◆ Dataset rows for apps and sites
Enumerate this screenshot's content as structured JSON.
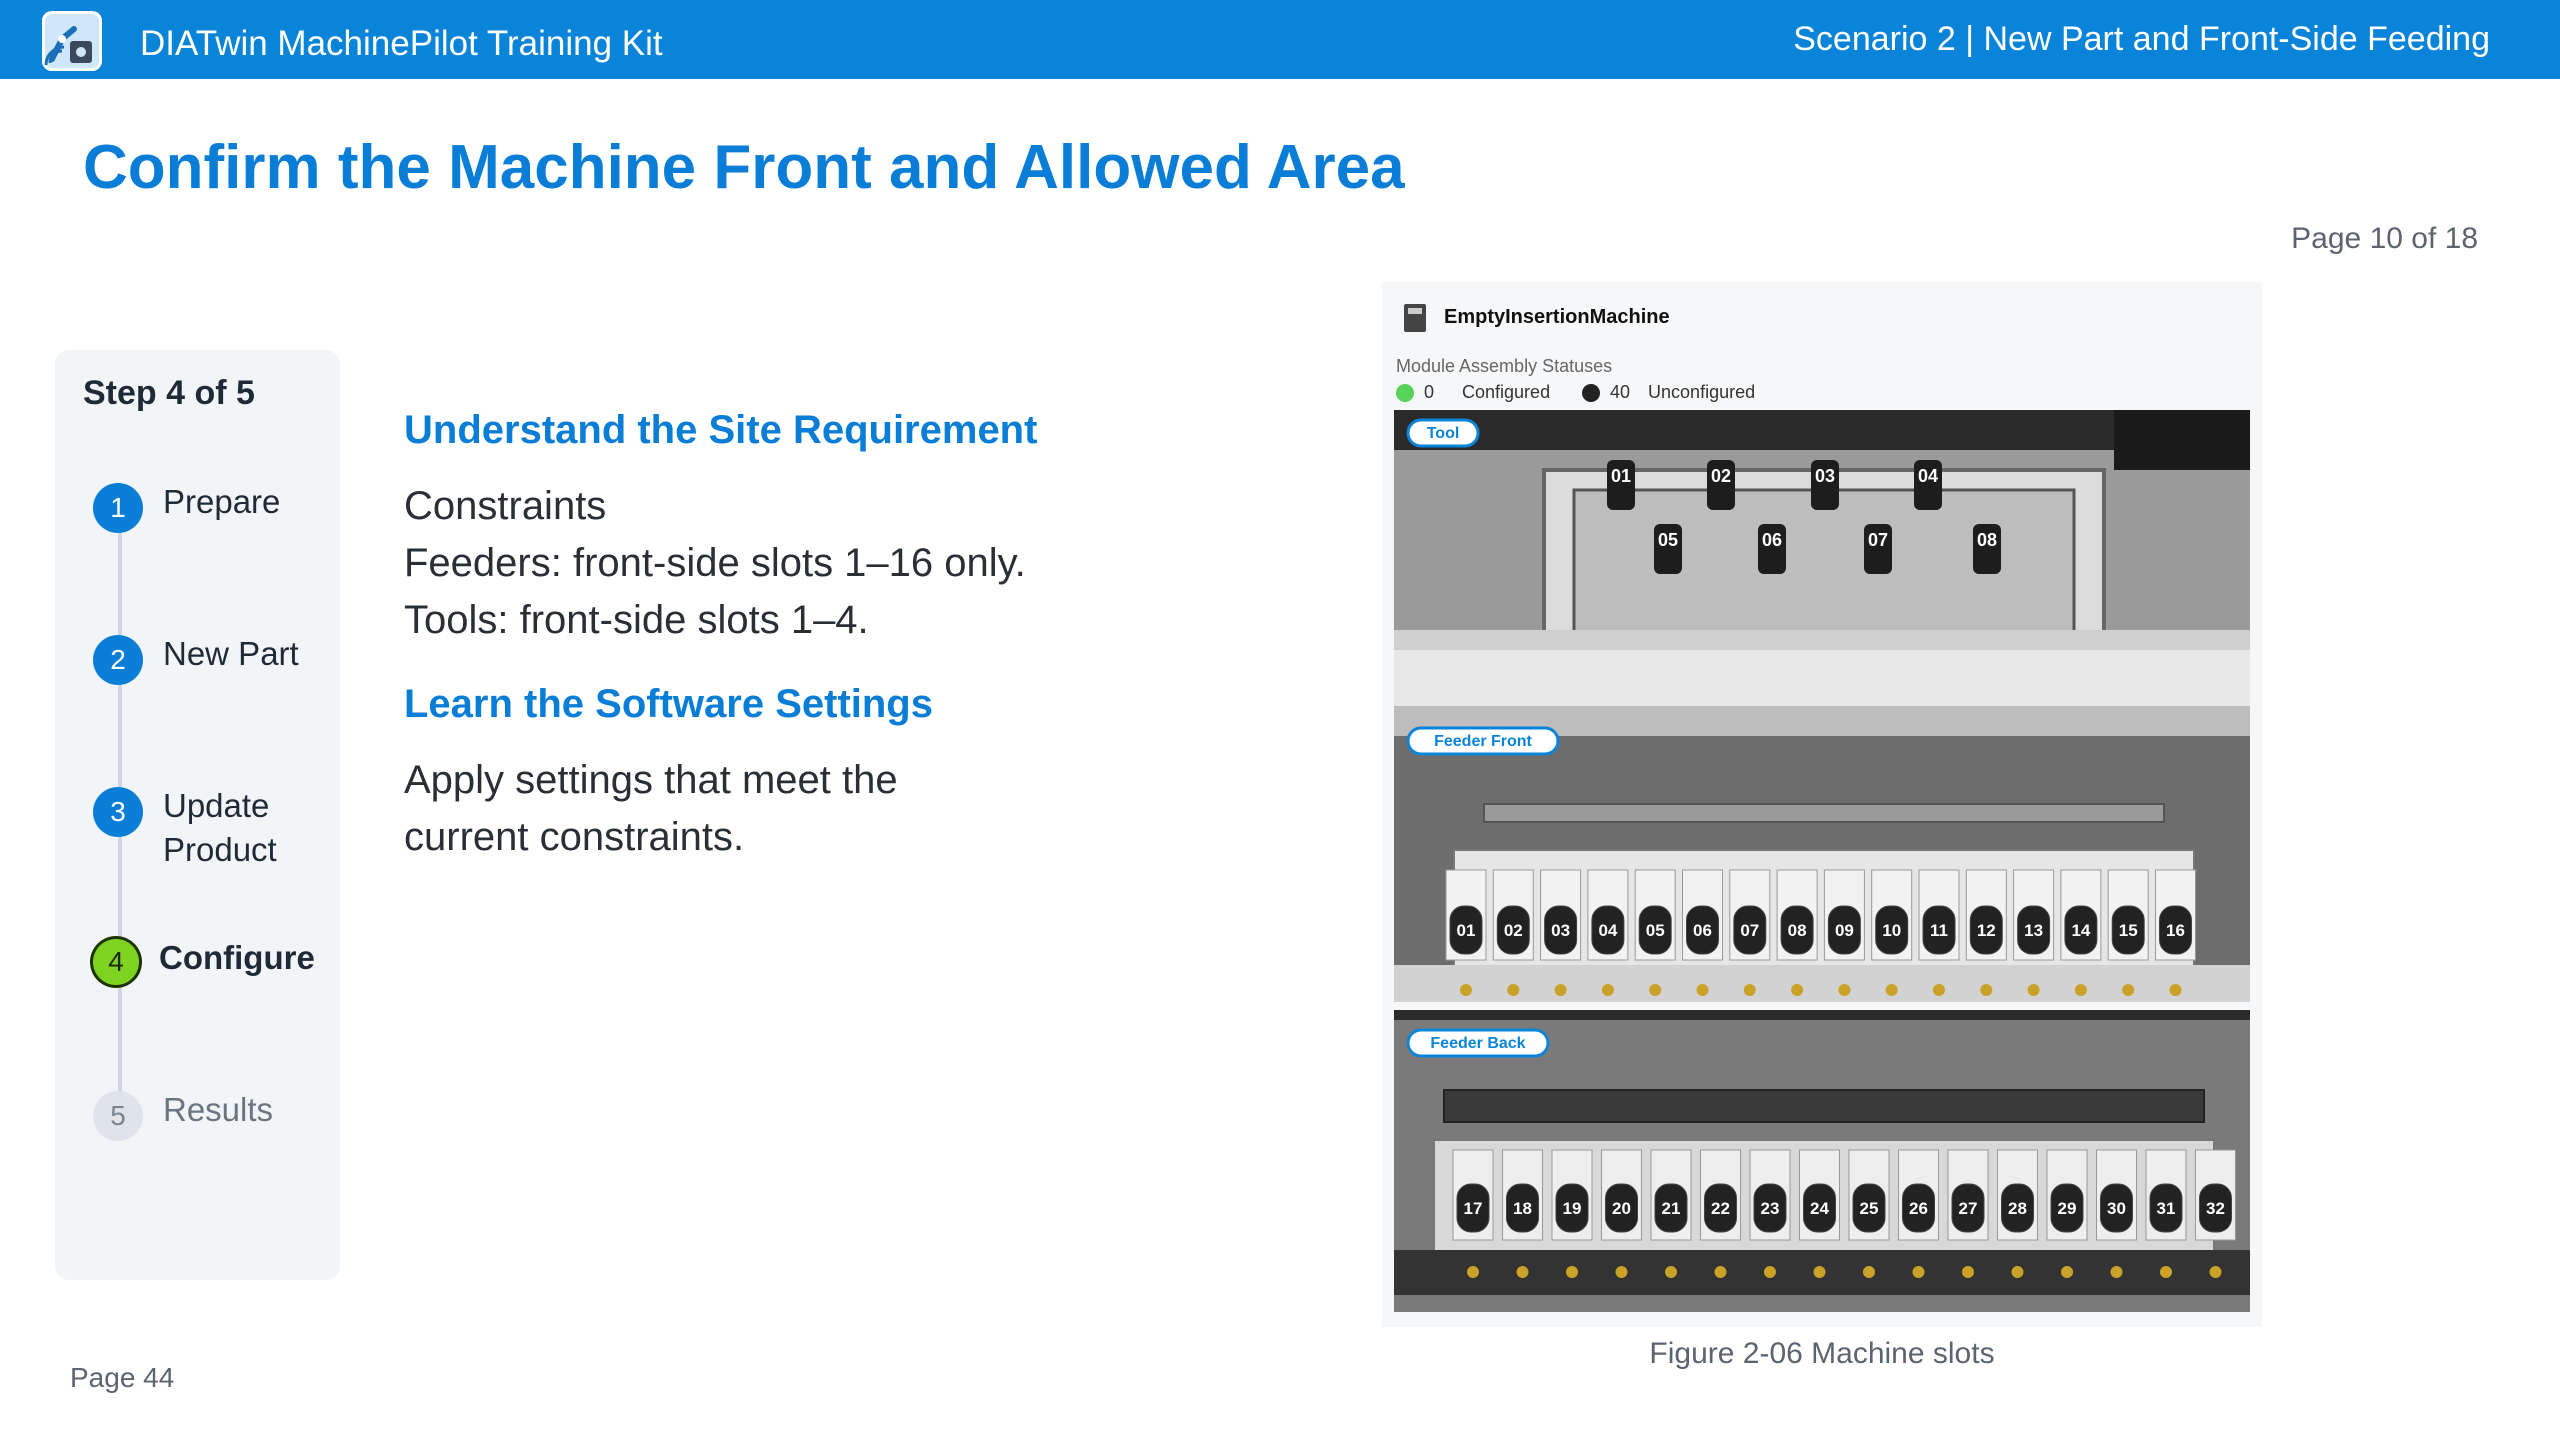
{
  "header": {
    "app_title": "DIATwin MachinePilot Training Kit",
    "scenario": "Scenario 2 | New Part and Front-Side Feeding",
    "logo_icon": "robot-arm-icon"
  },
  "page": {
    "title": "Confirm the Machine Front and Allowed Area",
    "indicator": "Page 10 of 18",
    "footer": "Page 44"
  },
  "steps": {
    "counter": "Step 4 of 5",
    "items": [
      {
        "num": "1",
        "label": "Prepare",
        "state": "done"
      },
      {
        "num": "2",
        "label": "New Part",
        "state": "done"
      },
      {
        "num": "3",
        "label": "Update Product",
        "state": "done"
      },
      {
        "num": "4",
        "label": "Configure",
        "state": "active"
      },
      {
        "num": "5",
        "label": "Results",
        "state": "pending"
      }
    ]
  },
  "content": {
    "section1_heading": "Understand the Site Requirement",
    "constraints_heading": "Constraints",
    "constraint_feeders": "Feeders: front-side slots 1–16 only.",
    "constraint_tools": "Tools: front-side slots 1–4.",
    "section2_heading": "Learn the Software Settings",
    "settings_line1": "Apply settings that meet the",
    "settings_line2": "current constraints."
  },
  "figure": {
    "machine_name": "EmptyInsertionMachine",
    "status_title": "Module Assembly Statuses",
    "configured_count": "0",
    "configured_label": "Configured",
    "unconfigured_count": "40",
    "unconfigured_label": "Unconfigured",
    "configured_color": "#57d35a",
    "unconfigured_color": "#222222",
    "zone_tool": "Tool",
    "zone_feeder_front": "Feeder Front",
    "zone_feeder_back": "Feeder Back",
    "tool_slots": [
      "01",
      "02",
      "03",
      "04",
      "05",
      "06",
      "07",
      "08"
    ],
    "front_slots": [
      "01",
      "02",
      "03",
      "04",
      "05",
      "06",
      "07",
      "08",
      "09",
      "10",
      "11",
      "12",
      "13",
      "14",
      "15",
      "16"
    ],
    "back_slots": [
      "17",
      "18",
      "19",
      "20",
      "21",
      "22",
      "23",
      "24",
      "25",
      "26",
      "27",
      "28",
      "29",
      "30",
      "31",
      "32"
    ],
    "caption": "Figure 2-06 Machine slots"
  }
}
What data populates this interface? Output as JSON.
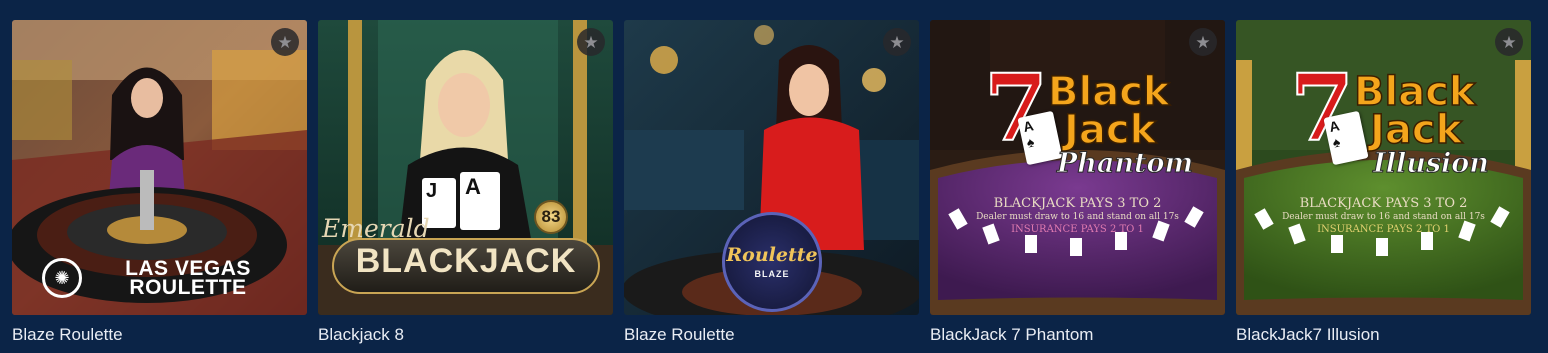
{
  "games": [
    {
      "title": "Blaze Roulette",
      "logo_text": "LAS VEGAS ROULETTE",
      "favorite_icon": "star-icon"
    },
    {
      "title": "Blackjack 8",
      "logo_script": "Emerald",
      "logo_text": "BLACKJACK",
      "badge": "83",
      "card_ranks": [
        "J",
        "A"
      ],
      "favorite_icon": "star-icon"
    },
    {
      "title": "Blaze Roulette",
      "logo_text": "Roulette",
      "logo_sub": "BLAZE",
      "favorite_icon": "star-icon"
    },
    {
      "title": "BlackJack 7 Phantom",
      "logo_number": "7",
      "logo_word_1": "Black",
      "logo_word_2": "Jack",
      "logo_script": "Phantom",
      "table_line_1": "BLACKJACK PAYS 3 TO 2",
      "table_line_2": "Dealer must draw to 16 and stand on all 17s",
      "table_line_3": "INSURANCE PAYS 2 TO 1",
      "favorite_icon": "star-icon"
    },
    {
      "title": "BlackJack7 Illusion",
      "logo_number": "7",
      "logo_word_1": "Black",
      "logo_word_2": "Jack",
      "logo_script": "Illusion",
      "table_line_1": "BLACKJACK PAYS 3 TO 2",
      "table_line_2": "Dealer must draw to 16 and stand on all 17s",
      "table_line_3": "INSURANCE PAYS 2 TO 1",
      "favorite_icon": "star-icon"
    }
  ],
  "colors": {
    "background": "#0b2447",
    "title_text": "#e9edf4",
    "phantom_felt": "#5a2a6e",
    "illusion_felt": "#3f6b22"
  }
}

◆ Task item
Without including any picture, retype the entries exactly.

◆ Finished exercise
Enumerate this screenshot's content as structured JSON.
{
  "header": {
    "app_title": "DIATwin MachinePilot Training Kit",
    "scenario": "Scenario 2 | New Part and Front-Side Feeding",
    "logo_icon": "robot-arm-icon"
  },
  "page": {
    "title": "Confirm the Machine Front and Allowed Area",
    "indicator": "Page 10 of 18",
    "footer": "Page 44"
  },
  "steps": {
    "counter": "Step 4 of 5",
    "items": [
      {
        "num": "1",
        "label": "Prepare",
        "state": "done"
      },
      {
        "num": "2",
        "label": "New Part",
        "state": "done"
      },
      {
        "num": "3",
        "label": "Update Product",
        "state": "done"
      },
      {
        "num": "4",
        "label": "Configure",
        "state": "active"
      },
      {
        "num": "5",
        "label": "Results",
        "state": "pending"
      }
    ]
  },
  "content": {
    "section1_heading": "Understand the Site Requirement",
    "constraints_heading": "Constraints",
    "constraint_feeders": "Feeders: front-side slots 1–16 only.",
    "constraint_tools": "Tools: front-side slots 1–4.",
    "section2_heading": "Learn the Software Settings",
    "settings_line1": "Apply settings that meet the",
    "settings_line2": "current constraints."
  },
  "figure": {
    "machine_name": "EmptyInsertionMachine",
    "status_title": "Module Assembly Statuses",
    "configured_count": "0",
    "configured_label": "Configured",
    "unconfigured_count": "40",
    "unconfigured_label": "Unconfigured",
    "configured_color": "#57d35a",
    "unconfigured_color": "#222222",
    "zone_tool": "Tool",
    "zone_feeder_front": "Feeder Front",
    "zone_feeder_back": "Feeder Back",
    "tool_slots": [
      "01",
      "02",
      "03",
      "04",
      "05",
      "06",
      "07",
      "08"
    ],
    "front_slots": [
      "01",
      "02",
      "03",
      "04",
      "05",
      "06",
      "07",
      "08",
      "09",
      "10",
      "11",
      "12",
      "13",
      "14",
      "15",
      "16"
    ],
    "back_slots": [
      "17",
      "18",
      "19",
      "20",
      "21",
      "22",
      "23",
      "24",
      "25",
      "26",
      "27",
      "28",
      "29",
      "30",
      "31",
      "32"
    ],
    "caption": "Figure 2-06 Machine slots"
  }
}
What data populates this interface? Output as JSON.
{
  "games": [
    {
      "title": "Blaze Roulette",
      "logo_text": "LAS VEGAS ROULETTE",
      "favorite_icon": "star-icon"
    },
    {
      "title": "Blackjack 8",
      "logo_script": "Emerald",
      "logo_text": "BLACKJACK",
      "badge": "83",
      "card_ranks": [
        "J",
        "A"
      ],
      "favorite_icon": "star-icon"
    },
    {
      "title": "Blaze Roulette",
      "logo_text": "Roulette",
      "logo_sub": "BLAZE",
      "favorite_icon": "star-icon"
    },
    {
      "title": "BlackJack 7 Phantom",
      "logo_number": "7",
      "logo_word_1": "Black",
      "logo_word_2": "Jack",
      "logo_script": "Phantom",
      "table_line_1": "BLACKJACK PAYS 3 TO 2",
      "table_line_2": "Dealer must draw to 16 and stand on all 17s",
      "table_line_3": "INSURANCE PAYS 2 TO 1",
      "favorite_icon": "star-icon"
    },
    {
      "title": "BlackJack7 Illusion",
      "logo_number": "7",
      "logo_word_1": "Black",
      "logo_word_2": "Jack",
      "logo_script": "Illusion",
      "table_line_1": "BLACKJACK PAYS 3 TO 2",
      "table_line_2": "Dealer must draw to 16 and stand on all 17s",
      "table_line_3": "INSURANCE PAYS 2 TO 1",
      "favorite_icon": "star-icon"
    }
  ],
  "colors": {
    "background": "#0b2447",
    "title_text": "#e9edf4",
    "phantom_felt": "#5a2a6e",
    "illusion_felt": "#3f6b22"
  }
}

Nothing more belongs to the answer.